▸ **Activity**: Without changing a word, repeat the data, and include no pictures.

***** Provided records *****

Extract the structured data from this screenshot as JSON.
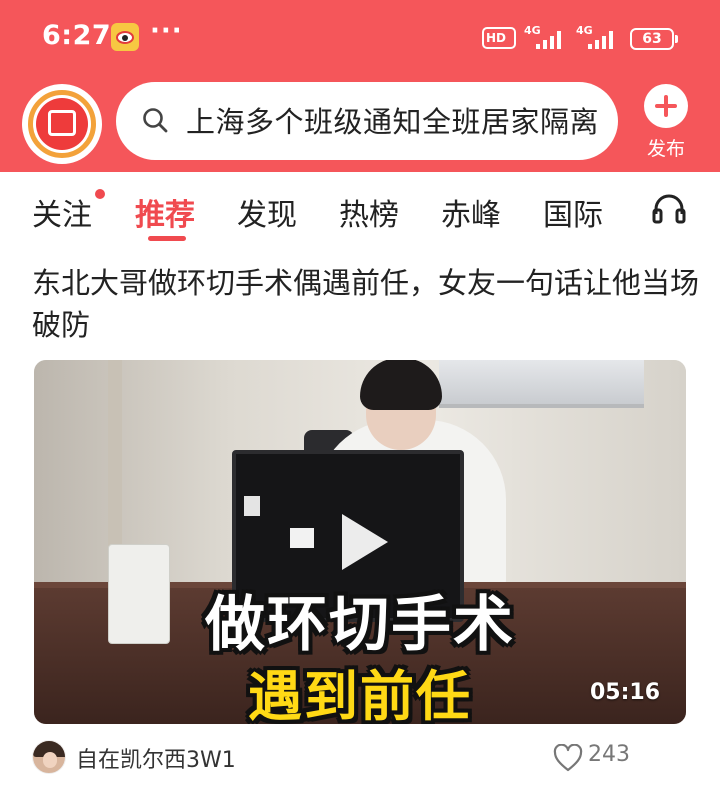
{
  "status_bar": {
    "time": "6:27",
    "more": "···",
    "hd_label": "HD",
    "signal1_label": "4G",
    "signal2_label": "4G",
    "battery": "63"
  },
  "header": {
    "search_query": "上海多个班级通知全班居家隔离",
    "post_label": "发布"
  },
  "tabs": [
    {
      "label": "关注"
    },
    {
      "label": "推荐"
    },
    {
      "label": "发现"
    },
    {
      "label": "热榜"
    },
    {
      "label": "赤峰"
    },
    {
      "label": "国际"
    }
  ],
  "active_tab": "推荐",
  "feed": {
    "item": {
      "title": "东北大哥做环切手术偶遇前任，女友一句话让他当场破防",
      "video": {
        "caption_line1": "做环切手术",
        "caption_line2": "遇到前任",
        "duration": "05:16"
      },
      "author": "自在凯尔西3W1",
      "likes": "243"
    }
  },
  "colors": {
    "brand_red": "#f5565a",
    "accent_red": "#f04a4f",
    "caption_yellow": "#ffd915"
  },
  "icons": [
    "weibo-app-icon",
    "red-envelope-icon",
    "search-icon",
    "plus-icon",
    "headphones-icon",
    "play-icon",
    "heart-icon"
  ]
}
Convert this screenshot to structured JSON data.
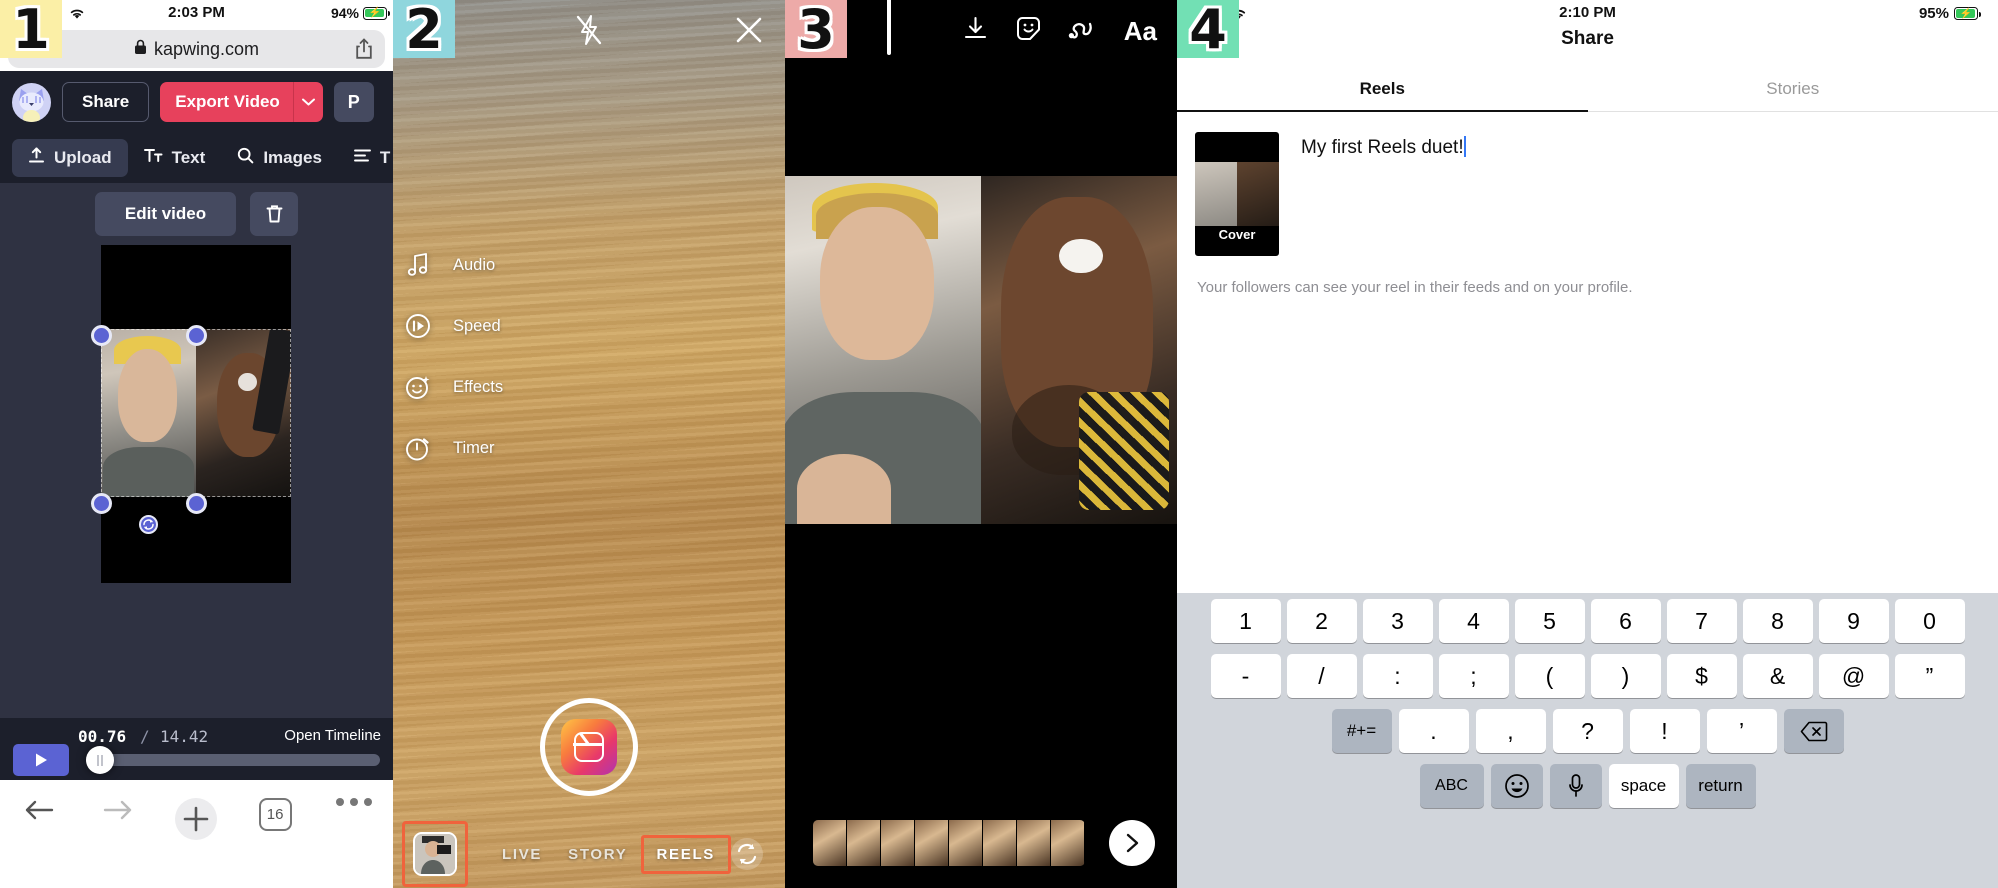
{
  "steps": [
    {
      "n": "1",
      "color": "#fbefa6"
    },
    {
      "n": "2",
      "color": "#8fd6dd"
    },
    {
      "n": "3",
      "color": "#edaaa8"
    },
    {
      "n": "4",
      "color": "#72e0b4"
    }
  ],
  "panel1": {
    "status": {
      "time": "2:03 PM",
      "battery": "94%",
      "wifi_icon": "wifi-icon",
      "battery_icon": "battery-charging-icon"
    },
    "browser": {
      "url": "kapwing.com",
      "lock_icon": "lock-icon",
      "share_icon": "share-out-icon"
    },
    "header": {
      "avatar_icon": "cat-avatar-icon",
      "share_label": "Share",
      "export_label": "Export Video",
      "export_caret_icon": "chevron-down-icon",
      "profile_label": "P"
    },
    "tabs": [
      {
        "label": "Upload",
        "icon": "upload-icon",
        "active": true
      },
      {
        "label": "Text",
        "icon": "text-format-icon",
        "active": false
      },
      {
        "label": "Images",
        "icon": "search-icon",
        "active": false
      },
      {
        "label": "T",
        "icon": "tracks-icon",
        "active": false
      }
    ],
    "subbar": {
      "edit_label": "Edit video",
      "delete_icon": "trash-icon"
    },
    "canvas": {
      "handle_icon": "resize-handle",
      "rotate_icon": "rotate-icon"
    },
    "timeline": {
      "current": "00.76",
      "separator": "/",
      "total": "14.42",
      "open_label": "Open Timeline",
      "play_icon": "play-icon",
      "scrub_icon": "scrubber-handle"
    },
    "safari": {
      "back_icon": "arrow-left-icon",
      "forward_icon": "arrow-right-icon",
      "new_icon": "plus-icon",
      "tab_count": "16",
      "more_icon": "ellipsis-icon"
    }
  },
  "panel2": {
    "top": {
      "flash_icon": "flash-off-icon",
      "close_icon": "close-icon"
    },
    "menu": [
      {
        "label": "Audio",
        "icon": "music-note-icon"
      },
      {
        "label": "Speed",
        "icon": "speed-icon"
      },
      {
        "label": "Effects",
        "icon": "effects-face-icon"
      },
      {
        "label": "Timer",
        "icon": "timer-icon"
      }
    ],
    "shutter": {
      "icon": "reels-shutter-icon"
    },
    "bottom": {
      "gallery_icon": "camera-roll-thumbnail",
      "modes": [
        {
          "label": "LIVE",
          "selected": false
        },
        {
          "label": "STORY",
          "selected": false
        },
        {
          "label": "REELS",
          "selected": true
        }
      ],
      "flip_icon": "flip-camera-icon"
    }
  },
  "panel3": {
    "top_icons": [
      {
        "name": "download-icon"
      },
      {
        "name": "sticker-icon"
      },
      {
        "name": "draw-icon"
      },
      {
        "name": "text-aa-icon",
        "label": "Aa"
      }
    ],
    "filmstrip": {
      "icon": "filmstrip-trimmer",
      "playhead_icon": "playhead-icon"
    },
    "next": {
      "icon": "chevron-right-icon"
    }
  },
  "panel4": {
    "status": {
      "time": "2:10 PM",
      "battery": "95%",
      "wifi_icon": "wifi-icon",
      "battery_icon": "battery-charging-icon"
    },
    "nav_title": "Share",
    "tabs": [
      {
        "label": "Reels",
        "active": true
      },
      {
        "label": "Stories",
        "active": false
      }
    ],
    "cover_label": "Cover",
    "caption": "My first Reels duet!",
    "hint": "Your followers can see your reel in their feeds and on your profile.",
    "keyboard": {
      "row1": [
        "1",
        "2",
        "3",
        "4",
        "5",
        "6",
        "7",
        "8",
        "9",
        "0"
      ],
      "row2": [
        "-",
        "/",
        ":",
        ";",
        "(",
        ")",
        "$",
        "&",
        "@",
        "”"
      ],
      "row3_symbols": "#+=",
      "row3": [
        ".",
        ",",
        "?",
        "!",
        "’"
      ],
      "delete_icon": "delete-key-icon",
      "abc_label": "ABC",
      "emoji_icon": "emoji-icon",
      "mic_icon": "microphone-icon",
      "space_label": "space",
      "return_label": "return"
    }
  }
}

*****

▸ **Exercise solution**:
Extract the structured data from this screenshot as JSON.
{
  "status_bar": {
    "time": "6:27",
    "more": "···",
    "hd_label": "HD",
    "signal1_label": "4G",
    "signal2_label": "4G",
    "battery": "63"
  },
  "header": {
    "search_query": "上海多个班级通知全班居家隔离",
    "post_label": "发布"
  },
  "tabs": [
    {
      "label": "关注"
    },
    {
      "label": "推荐"
    },
    {
      "label": "发现"
    },
    {
      "label": "热榜"
    },
    {
      "label": "赤峰"
    },
    {
      "label": "国际"
    }
  ],
  "active_tab": "推荐",
  "feed": {
    "item": {
      "title": "东北大哥做环切手术偶遇前任，女友一句话让他当场破防",
      "video": {
        "caption_line1": "做环切手术",
        "caption_line2": "遇到前任",
        "duration": "05:16"
      },
      "author": "自在凯尔西3W1",
      "likes": "243"
    }
  },
  "colors": {
    "brand_red": "#f5565a",
    "accent_red": "#f04a4f",
    "caption_yellow": "#ffd915"
  },
  "icons": [
    "weibo-app-icon",
    "red-envelope-icon",
    "search-icon",
    "plus-icon",
    "headphones-icon",
    "play-icon",
    "heart-icon"
  ]
}
Convert this screenshot to structured JSON data.
{
  "steps": [
    {
      "n": "1",
      "color": "#fbefa6"
    },
    {
      "n": "2",
      "color": "#8fd6dd"
    },
    {
      "n": "3",
      "color": "#edaaa8"
    },
    {
      "n": "4",
      "color": "#72e0b4"
    }
  ],
  "panel1": {
    "status": {
      "time": "2:03 PM",
      "battery": "94%",
      "wifi_icon": "wifi-icon",
      "battery_icon": "battery-charging-icon"
    },
    "browser": {
      "url": "kapwing.com",
      "lock_icon": "lock-icon",
      "share_icon": "share-out-icon"
    },
    "header": {
      "avatar_icon": "cat-avatar-icon",
      "share_label": "Share",
      "export_label": "Export Video",
      "export_caret_icon": "chevron-down-icon",
      "profile_label": "P"
    },
    "tabs": [
      {
        "label": "Upload",
        "icon": "upload-icon",
        "active": true
      },
      {
        "label": "Text",
        "icon": "text-format-icon",
        "active": false
      },
      {
        "label": "Images",
        "icon": "search-icon",
        "active": false
      },
      {
        "label": "T",
        "icon": "tracks-icon",
        "active": false
      }
    ],
    "subbar": {
      "edit_label": "Edit video",
      "delete_icon": "trash-icon"
    },
    "canvas": {
      "handle_icon": "resize-handle",
      "rotate_icon": "rotate-icon"
    },
    "timeline": {
      "current": "00.76",
      "separator": "/",
      "total": "14.42",
      "open_label": "Open Timeline",
      "play_icon": "play-icon",
      "scrub_icon": "scrubber-handle"
    },
    "safari": {
      "back_icon": "arrow-left-icon",
      "forward_icon": "arrow-right-icon",
      "new_icon": "plus-icon",
      "tab_count": "16",
      "more_icon": "ellipsis-icon"
    }
  },
  "panel2": {
    "top": {
      "flash_icon": "flash-off-icon",
      "close_icon": "close-icon"
    },
    "menu": [
      {
        "label": "Audio",
        "icon": "music-note-icon"
      },
      {
        "label": "Speed",
        "icon": "speed-icon"
      },
      {
        "label": "Effects",
        "icon": "effects-face-icon"
      },
      {
        "label": "Timer",
        "icon": "timer-icon"
      }
    ],
    "shutter": {
      "icon": "reels-shutter-icon"
    },
    "bottom": {
      "gallery_icon": "camera-roll-thumbnail",
      "modes": [
        {
          "label": "LIVE",
          "selected": false
        },
        {
          "label": "STORY",
          "selected": false
        },
        {
          "label": "REELS",
          "selected": true
        }
      ],
      "flip_icon": "flip-camera-icon"
    }
  },
  "panel3": {
    "top_icons": [
      {
        "name": "download-icon"
      },
      {
        "name": "sticker-icon"
      },
      {
        "name": "draw-icon"
      },
      {
        "name": "text-aa-icon",
        "label": "Aa"
      }
    ],
    "filmstrip": {
      "icon": "filmstrip-trimmer",
      "playhead_icon": "playhead-icon"
    },
    "next": {
      "icon": "chevron-right-icon"
    }
  },
  "panel4": {
    "status": {
      "time": "2:10 PM",
      "battery": "95%",
      "wifi_icon": "wifi-icon",
      "battery_icon": "battery-charging-icon"
    },
    "nav_title": "Share",
    "tabs": [
      {
        "label": "Reels",
        "active": true
      },
      {
        "label": "Stories",
        "active": false
      }
    ],
    "cover_label": "Cover",
    "caption": "My first Reels duet!",
    "hint": "Your followers can see your reel in their feeds and on your profile.",
    "keyboard": {
      "row1": [
        "1",
        "2",
        "3",
        "4",
        "5",
        "6",
        "7",
        "8",
        "9",
        "0"
      ],
      "row2": [
        "-",
        "/",
        ":",
        ";",
        "(",
        ")",
        "$",
        "&",
        "@",
        "”"
      ],
      "row3_symbols": "#+=",
      "row3": [
        ".",
        ",",
        "?",
        "!",
        "’"
      ],
      "delete_icon": "delete-key-icon",
      "abc_label": "ABC",
      "emoji_icon": "emoji-icon",
      "mic_icon": "microphone-icon",
      "space_label": "space",
      "return_label": "return"
    }
  }
}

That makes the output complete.